Gail Katz-Bierenbaum was the attractive wife of a successful young surgeon when she disappeared in 1985. Her husband, Dr. Robert Bierenbaum, had a very promising future. Charming but awkward, Bob Bierenbaum was a surgical resident who spoke several languages and piloted his own plane. Trouble in the Bierenbaum marriage began even before there was a wedding. Bob was possessive and controlling. Gail was creative and more free in her life. Gail was raised with the goal of marrying a doctor, so she married Bob to please her parents. Her mother believed her financial insecurity and tendency to move from one thing to another would be fixed after she became a doctor’s wife. Before her disappearance, Gail and Bob were planning a divorce. Bob didn’t want Gail to leave him. Gail had told a friend that she had proof Bob was committing Medicaid fraud and she was going to threaten to turn him in in order to get a divorce. Then, Bob called Gail’s mother saying he couldn’t find Gail. When her mother arrived at the Bierenbaum apartment, she was disturbed to find Gail’s purse with her keys and cigarettes. Bob said she had left in a huff the day before and he hadn’t seen her since. At the quiet end today, we’re telling the story of a couple who seemed to have life all figured out. But the reality of their lives, and Gail’s death, were far from ideal. Without a body, it would take years to put together what happened to Gail and to bring Bob Bierenbaum to trial. But did they get it right?
29 May 2018
Murder Actually: The Texas Cadet Murder

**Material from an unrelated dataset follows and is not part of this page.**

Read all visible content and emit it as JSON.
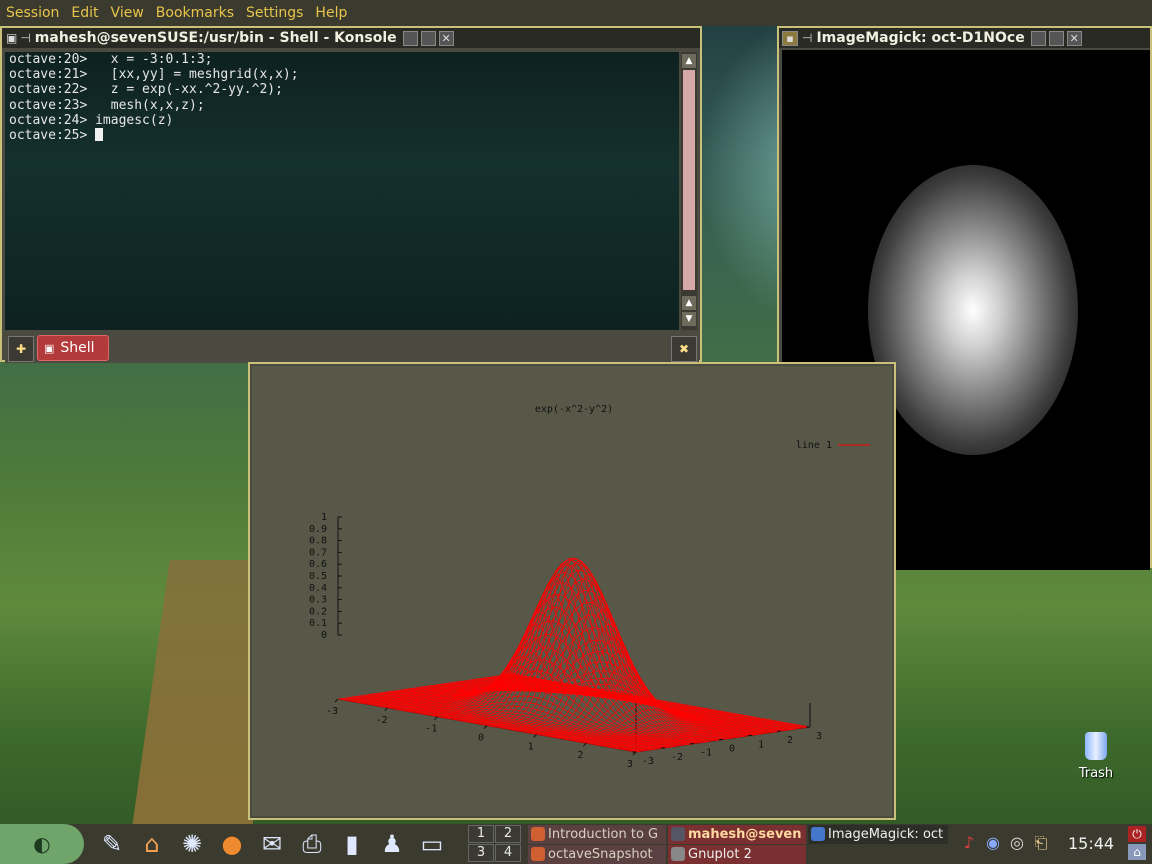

In the early morning of December 3, 1995, a farmer driving along a quiet country road saw the body of a teenage girl on the ground behind a barbed-wire fence. At first, he thought he was looking at a dead animal. As he moved forward, the girl’s face was unrecognizable. One bullet hole was in her left cheek, another in her forehead. She had been hit so hard on the left side of her head that the part of the skull above her ear was caved in. She was wearing flannel shorts and a gray T-shirt. Within hours, police identified her as Adrianne Jones, a sixteen-year-old high school sophomore from the town of Mansfield, southeast of Fort Worth, Texas. It was only that autumn that her parents had allowed Adrianne to stay out past nine o’clock on weekends. Her father had nailed her bedroom windows shut so she couldn’t sneak out of the house at night. But aside from sneaking out to have some fun with friends, Adrianne was a good girl. She took advanced honors courses, studied at least two hours a night, and was a talented athlete. She also worked twenty hours a week at a local fast-food restaurant. Adrianne thrived on attention, especially when it came from the teenage boys around town. One of Adrianne’s closest friends, Tracy Bumpass, called her “a big flirt.” There were plenty of high school guys who wanted to meet her and lots of girls who wanted to be her friend. It was Adrianne’s popularity that made the investigation into her murder so difficult. And it quickly became clear to the detectives that Adrianne knew her killer, or killers. There was no sign at the crime scene that she had struggled. There were no marks that her hands or legs had been restrained. Nor was there any indication that someone had broken into her house or had gone through her window to abduct her. When David Graham and Diane Zamora were arrested for her murder in the fall of 1996, it was a shock. The high school sweethearts were high achievers with great ambitions. Graham was a first-year cadet at the Air Force Academy with plans to become a fighter pilot. Diane, who had won an appointment to the Naval Academy in Annapolis, Maryland, was set on being an astronaut. They had their futures mapped out, including their wedding date for the summer of 2000. But Diane Zamora bragged to her roommates that she and David had killed a girl back in Texas. She said anyone who got between her and David would have to die. She said the girl deserved it … everyone knew the girl was a tramp and a slut. David had cheated on her and had sex with Adrienne Jones. The only solution was for them to kill Adrienne to preserve their love. The story of Adrianne Jones’ murder, often called the Texas Cadet Murder, is an incredible story of a senseless killing by two unlikely killers.
12 Jun 2018